Segment Open
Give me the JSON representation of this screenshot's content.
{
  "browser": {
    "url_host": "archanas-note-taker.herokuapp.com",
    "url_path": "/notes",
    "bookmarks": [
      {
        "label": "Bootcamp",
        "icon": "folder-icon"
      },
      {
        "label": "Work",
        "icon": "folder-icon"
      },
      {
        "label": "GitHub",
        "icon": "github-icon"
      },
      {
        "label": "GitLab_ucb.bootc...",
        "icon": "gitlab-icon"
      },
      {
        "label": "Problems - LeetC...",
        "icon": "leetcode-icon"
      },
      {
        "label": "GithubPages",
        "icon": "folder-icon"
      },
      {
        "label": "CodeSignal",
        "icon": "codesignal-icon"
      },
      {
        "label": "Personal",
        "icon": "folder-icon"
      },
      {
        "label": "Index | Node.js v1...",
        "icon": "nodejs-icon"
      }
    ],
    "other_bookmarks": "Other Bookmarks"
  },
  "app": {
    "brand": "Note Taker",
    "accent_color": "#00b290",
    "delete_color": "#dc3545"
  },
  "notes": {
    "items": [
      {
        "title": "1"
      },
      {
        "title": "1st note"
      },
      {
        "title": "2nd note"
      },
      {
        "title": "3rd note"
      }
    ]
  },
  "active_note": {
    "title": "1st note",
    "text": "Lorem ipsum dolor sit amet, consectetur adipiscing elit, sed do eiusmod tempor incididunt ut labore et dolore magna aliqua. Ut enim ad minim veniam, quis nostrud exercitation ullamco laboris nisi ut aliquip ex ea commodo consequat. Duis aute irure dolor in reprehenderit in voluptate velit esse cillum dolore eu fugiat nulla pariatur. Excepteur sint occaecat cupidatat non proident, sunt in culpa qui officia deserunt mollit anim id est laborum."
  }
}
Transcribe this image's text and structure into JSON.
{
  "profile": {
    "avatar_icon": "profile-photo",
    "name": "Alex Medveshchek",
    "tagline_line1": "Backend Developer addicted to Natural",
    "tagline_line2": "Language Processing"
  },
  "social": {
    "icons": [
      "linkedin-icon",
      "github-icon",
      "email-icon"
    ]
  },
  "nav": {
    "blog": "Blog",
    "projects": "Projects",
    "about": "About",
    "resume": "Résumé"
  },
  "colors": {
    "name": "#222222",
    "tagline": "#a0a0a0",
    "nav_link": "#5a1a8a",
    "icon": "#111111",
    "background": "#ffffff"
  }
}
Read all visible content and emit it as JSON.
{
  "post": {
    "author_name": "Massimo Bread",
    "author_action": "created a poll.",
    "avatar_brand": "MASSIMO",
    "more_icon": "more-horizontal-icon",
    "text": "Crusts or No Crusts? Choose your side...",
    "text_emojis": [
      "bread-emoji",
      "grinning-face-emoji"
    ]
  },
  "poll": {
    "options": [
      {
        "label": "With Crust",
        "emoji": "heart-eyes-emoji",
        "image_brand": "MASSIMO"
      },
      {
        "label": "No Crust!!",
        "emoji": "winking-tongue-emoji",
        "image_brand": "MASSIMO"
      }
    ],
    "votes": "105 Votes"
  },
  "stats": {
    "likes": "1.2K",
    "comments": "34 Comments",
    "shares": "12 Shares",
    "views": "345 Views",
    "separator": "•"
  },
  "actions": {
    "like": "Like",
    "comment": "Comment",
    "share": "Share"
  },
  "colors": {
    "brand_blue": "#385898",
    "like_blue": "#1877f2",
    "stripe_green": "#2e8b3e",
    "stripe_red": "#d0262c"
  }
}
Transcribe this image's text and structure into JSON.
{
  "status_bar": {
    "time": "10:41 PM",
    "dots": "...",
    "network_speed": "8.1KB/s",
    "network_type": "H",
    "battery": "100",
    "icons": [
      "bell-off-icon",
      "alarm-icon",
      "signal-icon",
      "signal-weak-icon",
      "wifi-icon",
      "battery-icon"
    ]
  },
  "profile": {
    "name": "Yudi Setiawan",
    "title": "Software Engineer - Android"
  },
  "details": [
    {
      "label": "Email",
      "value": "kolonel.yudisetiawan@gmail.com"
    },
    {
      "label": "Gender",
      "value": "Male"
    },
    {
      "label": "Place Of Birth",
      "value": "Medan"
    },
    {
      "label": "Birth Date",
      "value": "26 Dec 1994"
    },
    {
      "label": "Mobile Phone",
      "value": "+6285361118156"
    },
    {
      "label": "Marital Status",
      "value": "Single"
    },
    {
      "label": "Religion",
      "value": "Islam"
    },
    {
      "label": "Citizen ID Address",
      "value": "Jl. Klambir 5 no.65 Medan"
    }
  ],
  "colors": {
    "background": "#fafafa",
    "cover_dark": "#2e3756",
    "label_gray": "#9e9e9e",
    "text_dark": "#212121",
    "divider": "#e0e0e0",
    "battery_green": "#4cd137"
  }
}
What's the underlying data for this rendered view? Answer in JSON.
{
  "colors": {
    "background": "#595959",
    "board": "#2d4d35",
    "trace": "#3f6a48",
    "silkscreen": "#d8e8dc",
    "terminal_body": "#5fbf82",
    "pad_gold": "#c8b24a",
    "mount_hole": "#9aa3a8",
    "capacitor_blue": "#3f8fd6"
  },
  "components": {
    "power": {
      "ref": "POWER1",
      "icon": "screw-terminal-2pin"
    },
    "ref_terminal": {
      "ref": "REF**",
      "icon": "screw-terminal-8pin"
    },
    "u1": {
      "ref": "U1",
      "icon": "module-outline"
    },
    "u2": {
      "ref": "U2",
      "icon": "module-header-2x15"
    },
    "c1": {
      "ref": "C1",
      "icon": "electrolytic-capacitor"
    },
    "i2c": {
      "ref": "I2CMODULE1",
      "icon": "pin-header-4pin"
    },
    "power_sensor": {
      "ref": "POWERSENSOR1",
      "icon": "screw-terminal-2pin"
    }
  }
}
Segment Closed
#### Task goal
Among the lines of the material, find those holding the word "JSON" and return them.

#### Task output
Give me the JSON representation of this screenshot's content.
Transcribe this image's text and structure into JSON.
Read all visible content and emit it as JSON.
Transcribe this image's text and structure into JSON.
What's the underlying data for this rendered view? Answer in JSON.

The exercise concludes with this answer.